It isn’t just changing tides with one regime going out and another coming in. Rather, the action in the Middle East that is triggered by embracing a common fight against radical terrorism is a “sea change” that is a profound transformation. For the transformation to produce desired outcomes, it is going to need intervention by positive forces that is foreign policy.
With all transformation change, organization development specialists might advise that it must begin with what they call “client readiness”. The principal actors are people and their institutions that are sometimes treated as persons because they comprise them.
Middle East populations of citizens are in various states of readiness. In Egypt, we witnessed the Arab Spring and a nation in which vast numbers are seeking sovereign identify over religious governance. They are working now to reform their institutions to effect that outcome.
In Afghanistan, ready or not, U.S. and allied forces imposed change upon Afghanistan because they had become such a menace to the world by harboring terrorists that military and economic intervention was required. The same case happened in Iraq where the national government and dictatorial leadership got so out of control that the nation posed a threat to world security.
In both of those instances, radical Sunni Muslims were at the foundation of the problem.

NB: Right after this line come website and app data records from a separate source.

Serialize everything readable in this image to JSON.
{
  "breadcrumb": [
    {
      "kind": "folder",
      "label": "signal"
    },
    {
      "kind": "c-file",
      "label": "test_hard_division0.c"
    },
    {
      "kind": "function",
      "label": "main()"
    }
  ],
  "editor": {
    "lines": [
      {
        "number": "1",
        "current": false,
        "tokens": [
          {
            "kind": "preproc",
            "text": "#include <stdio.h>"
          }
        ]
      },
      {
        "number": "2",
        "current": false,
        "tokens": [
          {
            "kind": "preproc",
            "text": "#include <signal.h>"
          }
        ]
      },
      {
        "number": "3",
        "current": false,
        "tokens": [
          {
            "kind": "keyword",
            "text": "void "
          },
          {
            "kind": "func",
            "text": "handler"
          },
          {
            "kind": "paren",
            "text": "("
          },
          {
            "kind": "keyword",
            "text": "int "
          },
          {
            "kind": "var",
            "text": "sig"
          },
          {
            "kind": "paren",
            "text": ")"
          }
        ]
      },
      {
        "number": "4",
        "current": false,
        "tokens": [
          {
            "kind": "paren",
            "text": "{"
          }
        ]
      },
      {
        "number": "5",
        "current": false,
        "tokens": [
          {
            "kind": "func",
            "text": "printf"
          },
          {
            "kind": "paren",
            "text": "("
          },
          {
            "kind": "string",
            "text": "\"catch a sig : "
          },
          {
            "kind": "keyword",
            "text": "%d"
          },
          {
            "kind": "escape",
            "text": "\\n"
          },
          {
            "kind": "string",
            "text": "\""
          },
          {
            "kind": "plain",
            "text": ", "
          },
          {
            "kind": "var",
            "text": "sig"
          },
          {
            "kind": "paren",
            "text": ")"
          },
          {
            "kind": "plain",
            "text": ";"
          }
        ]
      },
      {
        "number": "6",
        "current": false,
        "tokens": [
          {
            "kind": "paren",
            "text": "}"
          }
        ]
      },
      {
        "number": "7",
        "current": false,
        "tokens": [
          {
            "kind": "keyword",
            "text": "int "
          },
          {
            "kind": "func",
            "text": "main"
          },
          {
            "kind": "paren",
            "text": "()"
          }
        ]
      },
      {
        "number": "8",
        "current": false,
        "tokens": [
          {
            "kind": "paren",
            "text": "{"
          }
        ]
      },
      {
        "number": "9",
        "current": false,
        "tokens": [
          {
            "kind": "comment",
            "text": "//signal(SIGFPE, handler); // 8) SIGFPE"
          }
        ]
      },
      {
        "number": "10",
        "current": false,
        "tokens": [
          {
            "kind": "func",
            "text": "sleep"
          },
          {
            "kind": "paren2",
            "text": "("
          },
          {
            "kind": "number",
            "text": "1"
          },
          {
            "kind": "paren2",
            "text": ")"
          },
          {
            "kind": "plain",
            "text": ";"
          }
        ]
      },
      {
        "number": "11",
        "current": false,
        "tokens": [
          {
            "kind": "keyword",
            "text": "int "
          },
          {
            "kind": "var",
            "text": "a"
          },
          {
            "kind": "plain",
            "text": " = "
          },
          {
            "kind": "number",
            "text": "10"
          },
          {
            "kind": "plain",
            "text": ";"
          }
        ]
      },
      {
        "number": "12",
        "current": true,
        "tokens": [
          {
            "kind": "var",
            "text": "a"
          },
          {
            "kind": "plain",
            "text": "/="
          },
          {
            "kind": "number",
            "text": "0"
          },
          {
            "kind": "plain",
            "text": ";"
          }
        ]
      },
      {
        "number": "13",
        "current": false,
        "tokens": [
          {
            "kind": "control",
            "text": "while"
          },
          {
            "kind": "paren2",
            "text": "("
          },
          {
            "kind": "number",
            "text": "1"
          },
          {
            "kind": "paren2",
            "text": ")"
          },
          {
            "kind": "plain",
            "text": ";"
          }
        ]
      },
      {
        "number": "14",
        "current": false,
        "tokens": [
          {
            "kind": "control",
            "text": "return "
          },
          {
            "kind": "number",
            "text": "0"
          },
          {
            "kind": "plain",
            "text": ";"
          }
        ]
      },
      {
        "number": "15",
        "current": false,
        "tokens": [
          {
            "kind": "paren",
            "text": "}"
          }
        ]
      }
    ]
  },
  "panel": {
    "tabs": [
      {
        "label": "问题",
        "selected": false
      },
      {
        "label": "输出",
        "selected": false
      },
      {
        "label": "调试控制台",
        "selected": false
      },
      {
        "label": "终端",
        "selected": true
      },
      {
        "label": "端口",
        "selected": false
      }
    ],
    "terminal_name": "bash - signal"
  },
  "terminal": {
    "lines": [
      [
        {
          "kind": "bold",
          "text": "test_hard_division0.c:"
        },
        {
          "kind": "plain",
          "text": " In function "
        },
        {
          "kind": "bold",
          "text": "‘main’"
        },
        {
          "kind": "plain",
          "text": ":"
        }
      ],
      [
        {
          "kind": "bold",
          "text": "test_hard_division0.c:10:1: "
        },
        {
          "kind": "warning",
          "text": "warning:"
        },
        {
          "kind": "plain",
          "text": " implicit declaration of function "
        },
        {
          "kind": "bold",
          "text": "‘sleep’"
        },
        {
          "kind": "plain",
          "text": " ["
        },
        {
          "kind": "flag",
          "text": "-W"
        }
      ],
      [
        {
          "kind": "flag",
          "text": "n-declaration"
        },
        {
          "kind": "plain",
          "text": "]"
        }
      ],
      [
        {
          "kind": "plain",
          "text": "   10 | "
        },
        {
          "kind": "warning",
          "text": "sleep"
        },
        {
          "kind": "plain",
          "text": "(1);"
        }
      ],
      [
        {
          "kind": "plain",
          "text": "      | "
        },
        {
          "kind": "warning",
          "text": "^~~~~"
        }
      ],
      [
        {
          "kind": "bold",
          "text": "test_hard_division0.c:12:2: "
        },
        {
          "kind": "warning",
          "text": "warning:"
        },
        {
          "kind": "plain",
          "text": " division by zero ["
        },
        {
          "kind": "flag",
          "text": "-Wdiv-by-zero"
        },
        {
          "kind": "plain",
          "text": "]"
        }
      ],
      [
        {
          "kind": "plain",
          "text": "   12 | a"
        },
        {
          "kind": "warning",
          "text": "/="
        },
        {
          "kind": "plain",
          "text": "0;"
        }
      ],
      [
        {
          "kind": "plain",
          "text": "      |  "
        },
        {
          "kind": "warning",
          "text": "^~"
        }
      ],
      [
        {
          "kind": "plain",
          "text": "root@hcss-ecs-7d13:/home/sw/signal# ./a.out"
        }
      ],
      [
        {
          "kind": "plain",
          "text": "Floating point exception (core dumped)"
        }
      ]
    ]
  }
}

Sunni’s don’t have a corner on bad behavior. Iran’s Shiite government and Syria’s government represent their own brand of extremist governments that are non-democratic and non pluralistic.
“Sunni Arabs account for 59–60% of the population, most Kurds (9%) and Turkomen (3%) are Sunni, while 13% are Shia (Alawite, Twelvers, and Ismailis combined), 10% Christian (the majority Antiochian Orthodox, the rest including Greek Catholic, Assyrian Church of the East, Armenian Orthodox, Protestants and other denominations), and 3% Druze. Druze number around 500,000, and concentrate mainly in the southern area of Jabal al-Druze.
President Bashar al-Assad’s family is Alawite and Alawites dominate the government of Syria and hold key military positions.
Alawites have historically kept their beliefs secret from outsiders and non-initiated Alawites, so rumours about them have arisen. Alawites and Shi’ites in general were historically persecuted for their beliefs by the Sunni Muslim rulers of the area.”
President Obama is taking the approach to not condemn all Muslims as being radical or extreme any more than condemning all Christians and Jews or other religions that also harbor people and sects with extreme beliefs. It is when people harboring extreme beliefs are seen to discriminate or to impose their will on others in a free society that they become a menacing problem. In short, it would be a mistake to deny people of their cultural history and customs. Such diversity makes life rich and interesting. It is when societies fail to embrace modern and necessary changes that embrace tolerance and mutual respect that invasive action may be required. Obama is cutting people some slack so that they may embrace transformation.
“Wrong Turn on Syria: Helping Assad?
By THE EDITORIAL BOARD SEPT. 23, 2014
It’s fair to assume that President Bashar al-Assad of Syria was awed, but not shocked, by the barrage of bombs that American planes dropped early Tuesday over insurgent-held areas in northern Syria. It appears, in fact, that he was quite pleased.
While rubble was still smoldering, Syria’s Foreign Ministry issued a statement embracing the bombing spree and saying Syria was eager to keep fighting terrorists “in cooperation with the countries which are directly or indirectly affected by it.” Among them, the statement said, is the “brotherly country of Iraq.”
Certainly in the short term, Mr. Assad stands to benefit most from America’s military incursion into a bloody civil war that has been raging for more than three years. That may be the most dangerous and morally troubling consequence of President Obama’s decision to cross the Syrian border to fight the Islamic State, the Sunni extremist group also known as ISIS and ISIL.
Continue reading the main story
Editorial: Wrong Turn on Syria: No Convincing PlanSEPT. 23, 2014
Room for Debate: Strikes on ISIS. Now What?SEPT. 23, 2014
Op-Ed Contributor: The Ancestors of ISISSEPT. 23, 2014
Thomas L. FriedmanOp-Ed Columnist: ISIS CrisisSEPT. 23, 2014
From the night Mr. Obama spoke about the possibility of attacking the Islamic State in Syria, it has not been clear how the administration could prevent such action from bolstering the Assad regime, which counts ISIS as its enemy.”